While Where the Wild Things Are is Maurice Sendak’s best known book, it’s not his only notable one. Here are five other Sendak masterpieces you should read. Let the wild rumpus start!
1. In the Night Kitchen
This 1971 children’s book might be Sendak’s most controversial story: In it, a little boy named Mickey, who is disturbed by noises on a lower floor, has a dream in which all of his clothes disappear, and he takes a fully naked romp through a place called the night kitchen. He’s almost baked in a pie by three bakers, makes an airplane out of dough, and slides down a giant bottle of milk—all in the nude. Libraries refused to carry the book, or drew diapers over Mickey.
“It’s one of my favorite works, and it’s a rather complex work,” Sendak told NPR’s Terry Gross in 1993. “And to have it all reduced, so to speak, to a child’s penis, is embarrassing. It’s silly. And the fact that anyone could carry on about such an issue does not speak well for our culture.”
The book was no. 25 on the American Library Association’s 100 Most Frequently Challenged Books of 1990-2000, and, in 1981, was turned into a trippy, wonderful short film. Above, you also listen to James Gandolfini read the story at Sendak's 80th birthday in 2008.
2. Chicken Soup with Rice
Teachers use this story—in which kids sip chicken soup with rice every month of the year, as described in rhyming verse—to teach younger students about poetry (and, probably, about how delicious chicken soup with rice is).
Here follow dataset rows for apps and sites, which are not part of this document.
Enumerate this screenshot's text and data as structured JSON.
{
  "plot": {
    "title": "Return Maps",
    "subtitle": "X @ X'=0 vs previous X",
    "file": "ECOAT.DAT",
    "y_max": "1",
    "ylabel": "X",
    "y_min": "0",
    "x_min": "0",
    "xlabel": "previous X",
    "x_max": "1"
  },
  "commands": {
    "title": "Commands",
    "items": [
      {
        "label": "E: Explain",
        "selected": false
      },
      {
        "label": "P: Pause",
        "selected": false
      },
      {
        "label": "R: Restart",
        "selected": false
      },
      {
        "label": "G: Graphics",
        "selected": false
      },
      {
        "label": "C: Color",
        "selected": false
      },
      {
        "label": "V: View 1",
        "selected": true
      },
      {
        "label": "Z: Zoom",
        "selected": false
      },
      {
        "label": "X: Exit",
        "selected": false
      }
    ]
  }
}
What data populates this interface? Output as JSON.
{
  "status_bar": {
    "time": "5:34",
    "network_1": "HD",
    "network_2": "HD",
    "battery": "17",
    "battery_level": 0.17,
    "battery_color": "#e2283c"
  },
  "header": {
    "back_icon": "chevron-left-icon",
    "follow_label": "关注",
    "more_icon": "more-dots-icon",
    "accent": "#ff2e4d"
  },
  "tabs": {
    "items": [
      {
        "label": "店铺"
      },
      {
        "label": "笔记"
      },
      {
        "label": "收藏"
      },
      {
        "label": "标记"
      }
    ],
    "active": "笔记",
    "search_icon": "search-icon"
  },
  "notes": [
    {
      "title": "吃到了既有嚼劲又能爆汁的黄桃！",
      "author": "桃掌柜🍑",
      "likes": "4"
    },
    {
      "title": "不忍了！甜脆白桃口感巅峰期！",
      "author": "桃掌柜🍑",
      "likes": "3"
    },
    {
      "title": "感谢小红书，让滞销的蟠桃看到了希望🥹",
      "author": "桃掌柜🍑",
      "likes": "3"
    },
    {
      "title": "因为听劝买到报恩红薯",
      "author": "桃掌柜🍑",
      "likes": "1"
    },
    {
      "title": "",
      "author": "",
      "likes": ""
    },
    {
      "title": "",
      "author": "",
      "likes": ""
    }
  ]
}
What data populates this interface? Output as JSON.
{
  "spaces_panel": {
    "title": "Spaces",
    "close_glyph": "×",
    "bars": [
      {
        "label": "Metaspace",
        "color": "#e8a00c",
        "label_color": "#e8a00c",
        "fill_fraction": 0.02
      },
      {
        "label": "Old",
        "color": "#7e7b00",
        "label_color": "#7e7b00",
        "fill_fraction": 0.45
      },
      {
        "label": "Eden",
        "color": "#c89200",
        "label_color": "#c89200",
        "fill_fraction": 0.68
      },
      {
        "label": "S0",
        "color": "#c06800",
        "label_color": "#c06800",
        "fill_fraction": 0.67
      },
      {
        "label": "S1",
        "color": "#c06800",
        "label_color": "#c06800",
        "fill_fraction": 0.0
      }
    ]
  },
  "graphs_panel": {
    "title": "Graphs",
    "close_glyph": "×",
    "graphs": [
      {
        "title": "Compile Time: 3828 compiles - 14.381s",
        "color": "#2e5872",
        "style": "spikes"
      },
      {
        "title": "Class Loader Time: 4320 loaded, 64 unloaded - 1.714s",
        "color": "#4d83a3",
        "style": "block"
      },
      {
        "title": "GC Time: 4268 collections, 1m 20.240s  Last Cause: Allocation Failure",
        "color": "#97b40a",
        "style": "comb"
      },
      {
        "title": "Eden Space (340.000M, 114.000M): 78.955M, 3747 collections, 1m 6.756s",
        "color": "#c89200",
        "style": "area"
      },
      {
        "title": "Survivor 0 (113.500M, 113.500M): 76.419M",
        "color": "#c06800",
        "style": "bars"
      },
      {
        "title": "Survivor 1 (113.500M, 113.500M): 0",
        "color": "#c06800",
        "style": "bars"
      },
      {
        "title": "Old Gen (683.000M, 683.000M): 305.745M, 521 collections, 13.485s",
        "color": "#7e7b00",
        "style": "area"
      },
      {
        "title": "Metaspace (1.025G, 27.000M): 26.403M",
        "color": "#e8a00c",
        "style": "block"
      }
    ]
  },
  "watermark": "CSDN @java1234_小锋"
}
In 1975, Sendak collaborated with Carole King to create a half-hour musical TV program, Really Rosie, which incorporated several of Sendak’s stories from 1962’s The Nutshell Library—including Chicken Soup with Rice.
3. Outside Over There
This 1981 book—in which a young girl must rescue her baby sister, who was kidnapped by goblins—was inspired by the Lindbergh baby kidnapping. In fact, one of the illustrations of the lost baby is actually a portrait of Charles Lindberg Jr. In the 2009 documentary Tell Them Anything You Want: A Portrait of Maurice Sendak, the author—who was a very young child when the kidnapping occurred—spoke about how the event influenced him and the book.
4. Pierre: A Cautionary Tale in Five Chapters and a Prologue
“There once was a boy named Pierre, who only would say ‘I don’t care!’” Sullen Pierre doesn’t even care when a hungry lion comes over and threatens eats him—and then actually does. Thankfully, spending some quality time in the lion’s tummy teaches Pierre to care. The story first appeared in 1962’s The Nutshell Library.
5. Kenny’s Window
Kenny’s Window was Sendak’s first book, published in 1956. In it, a young boy wakes up from a dream about a garden, where he would like to live forever. In the search for the garden, he learns about himself. The Christian Science Monitor dubbed it “a classic … A beautiful, meaningful book for any young child who can read or be read to with comprehension. And for any adult who might be reading to a child or to himself.”
A version of this story ran in 2013; it has been updated for 2021.